### ASSIGNMENT
Among the entries below, tally the lines that include "What", and give the number alone.

### RECORDS FOR THE EXERCISE
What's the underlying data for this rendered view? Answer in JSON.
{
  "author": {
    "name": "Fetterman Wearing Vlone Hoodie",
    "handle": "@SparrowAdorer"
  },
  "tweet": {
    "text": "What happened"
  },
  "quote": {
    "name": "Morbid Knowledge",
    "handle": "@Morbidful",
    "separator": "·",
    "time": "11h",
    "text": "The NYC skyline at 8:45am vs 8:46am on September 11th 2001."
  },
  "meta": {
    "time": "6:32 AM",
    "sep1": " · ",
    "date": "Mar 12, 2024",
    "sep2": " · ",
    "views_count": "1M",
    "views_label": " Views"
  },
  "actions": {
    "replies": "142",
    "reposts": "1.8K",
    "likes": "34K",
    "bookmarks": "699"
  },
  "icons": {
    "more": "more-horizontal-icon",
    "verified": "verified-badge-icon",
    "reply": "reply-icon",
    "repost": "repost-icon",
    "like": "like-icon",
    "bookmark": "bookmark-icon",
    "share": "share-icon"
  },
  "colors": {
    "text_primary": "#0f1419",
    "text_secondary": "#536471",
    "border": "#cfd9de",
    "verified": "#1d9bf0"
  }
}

### OUTPUT OF THE EXERCISE
2